フルーウは実定法か? : ジュワイニーおよびカラーフィーのシャリーア論を介したフルーウ概念再考 Is Furu' Positive Law? : Reconsideration of the Concept of Furu' through the Shari'a Theory of Juwayni and Qarafi
Furu^^-', in Arabic, has been translated in English as 'positive law' by contemporary scholars since J. Schacht wrote 'positive law is called furu^^-' 'in his famous book An Introduction to Islamic Law (1964). The concept of positive law, however, is essentially different from that of furu^^-'. Most of the contemporary scholars have taken furu^^-' as positive law without authorities and founded reasons, but some of them like N. Calder and B.M. Wheeler translate it simply as rules or regulations. In this article, I present two examples of Muslims' conceptions of 'law' through the books of usu^^-l al-fiqh so as to reconsider the appropriateness of translating furu^^-' as positive law. Muslim scholars such as Juwayni^^- (d. 478/1085) and Qara^^-fi^^-(d. 684/1285) regarded furu^^-' as shari^^-'a, that is, orders the God set down. For furu^^-' is originated in the God and derived from revelations by following strict principles and methodologies, it is shari^^-'a no less. Moreover, in the historical reality, furu^^-' had been applied to real cases at least by the end of 19th century and it can be said that this explains the perception. For in Islam, lawgiver is only the God. The two scholars have never denied the probability of furu^^-', but at the same time, they have never regarded furu^^-' as the law which man can legislate and change. In the center of the concept of positive law, there are some fundamental factors. For example, it is regarded as the counterpart of natural law, and is legislated by man, and is fallible and changeable. These factors, however, are not found in Muslim scholars' perceptions of furu^^-'. In addition, contemporary scholars apply the western-originated dichotomy (natural law / positive law) to Islamic law even if the dichotomy dose not exist in Islamic law originally.
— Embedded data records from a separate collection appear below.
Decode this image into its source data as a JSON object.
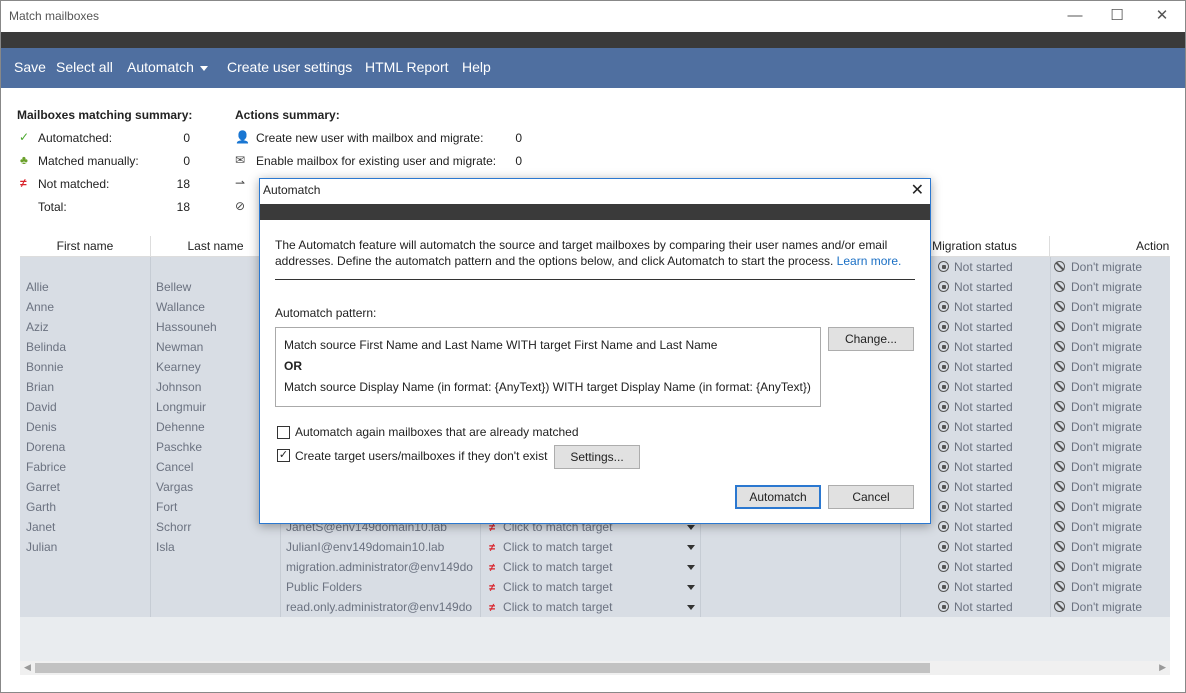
{
  "window": {
    "title": "Match mailboxes",
    "minimize": "—",
    "maximize": "☐",
    "close": "✕"
  },
  "menu": {
    "save": "Save",
    "select_all": "Select all",
    "automatch": "Automatch",
    "create_user_settings": "Create user settings",
    "html_report": "HTML Report",
    "help": "Help"
  },
  "summary": {
    "heading": "Mailboxes matching summary:",
    "automatched_label": "Automatched:",
    "automatched_value": "0",
    "manual_label": "Matched manually:",
    "manual_value": "0",
    "notmatched_label": "Not matched:",
    "notmatched_value": "18",
    "total_label": "Total:",
    "total_value": "18"
  },
  "actions": {
    "heading": "Actions summary:",
    "create_label": "Create new user with mailbox and migrate:",
    "create_value": "0",
    "enable_label": "Enable mailbox for existing user and migrate:",
    "enable_value": "0"
  },
  "table": {
    "headers": {
      "first": "First name",
      "last": "Last name",
      "migration": "Migration status",
      "action": "Action"
    },
    "rows": [
      {
        "first": "",
        "last": ""
      },
      {
        "first": "Allie",
        "last": "Bellew"
      },
      {
        "first": "Anne",
        "last": "Wallance"
      },
      {
        "first": "Aziz",
        "last": "Hassouneh"
      },
      {
        "first": "Belinda",
        "last": "Newman"
      },
      {
        "first": "Bonnie",
        "last": "Kearney"
      },
      {
        "first": "Brian",
        "last": "Johnson"
      },
      {
        "first": "David",
        "last": "Longmuir"
      },
      {
        "first": "Denis",
        "last": "Dehenne"
      },
      {
        "first": "Dorena",
        "last": "Paschke"
      },
      {
        "first": "Fabrice",
        "last": "Cancel"
      },
      {
        "first": "Garret",
        "last": "Vargas"
      },
      {
        "first": "Garth",
        "last": "Fort"
      },
      {
        "first": "Janet",
        "last": "Schorr",
        "source": "JanetS@env149domain10.lab",
        "target": "Click to match target"
      },
      {
        "first": "Julian",
        "last": "Isla",
        "source": "JulianI@env149domain10.lab",
        "target": "Click to match target"
      },
      {
        "first": "",
        "last": "",
        "source": "migration.administrator@env149do",
        "target": "Click to match target"
      },
      {
        "first": "",
        "last": "",
        "source": "Public Folders",
        "target": "Click to match target"
      },
      {
        "first": "",
        "last": "",
        "source": "read.only.administrator@env149do",
        "target": "Click to match target"
      }
    ],
    "status_text": "Not started",
    "action_text": "Don't migrate"
  },
  "dialog": {
    "title": "Automatch",
    "description_1": "The Automatch feature will automatch the source and target mailboxes by comparing their user names and/or email",
    "description_2": "addresses. Define the automatch pattern and the options below, and click Automatch to start the process.",
    "learn_more": "Learn more.",
    "pattern_label": "Automatch pattern:",
    "pattern_line1": "Match source First Name and Last Name WITH target First Name and Last Name",
    "pattern_or": "OR",
    "pattern_line2": "Match source Display Name (in format: {AnyText}) WITH target Display Name (in format: {AnyText})",
    "change_button": "Change...",
    "option_again": "Automatch again mailboxes that are already matched",
    "option_again_checked": false,
    "option_create": "Create target users/mailboxes if they don't exist",
    "option_create_checked": true,
    "settings_button": "Settings...",
    "automatch_button": "Automatch",
    "cancel_button": "Cancel"
  }
}
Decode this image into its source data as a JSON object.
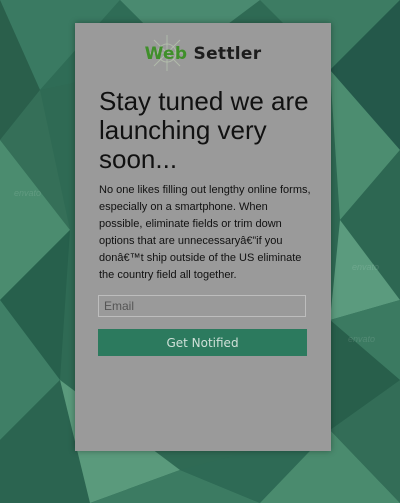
{
  "brand": {
    "name_part1": "Web",
    "name_part2": "Settler",
    "accent_color": "#3f8f2a"
  },
  "hero": {
    "headline": "Stay tuned we are launching very soon...",
    "body": "No one likes filling out lengthy online forms, especially on a smartphone. When possible, eliminate fields or trim down options that are unnecessaryâ€”if you donâ€™t ship outside of the US eliminate the country field all together."
  },
  "form": {
    "email_placeholder": "Email",
    "email_value": "",
    "submit_label": "Get Notified",
    "submit_color": "#2c7a5e"
  },
  "colors": {
    "background": "#2f6a54",
    "card": "#9a9a9a"
  }
}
To identify furu^^-' as positive law contradicts perceptions of furu^^-' of Muslims. In my opinion, it is not appropriate to translate furu^^-' as positive law. The words 'positive law' would just drive us far away from understanding its original meaning and semantic structure. It is sufficient to translate furu^^-' just as concrete rules or norms like N. Calder dose. It seems that contemporary scholars have studied Arabic texts through the filter of translated concepts, using the words 'positive law'. As a result, they regard Islamic law as if there is a dichotomy between shari^^-'a and furu^^-' in it just as western law (natural law / positive law) although Muslim scholars such as Juwayni^^- and Qarafi take furu^^-' as a part of shari^^-'a. Islamic law should never be to studied through western-originated concepts or explained in western contexts. We have to study the texts in original language paying attentions to the words' own semantic structures so as to respect the uniqueness of Islamic law and derive its universality as law. I believe this approach should contribute to the more sincere study of Islamic law in future.
日本中東学会年報 20(2), 197-220, 2004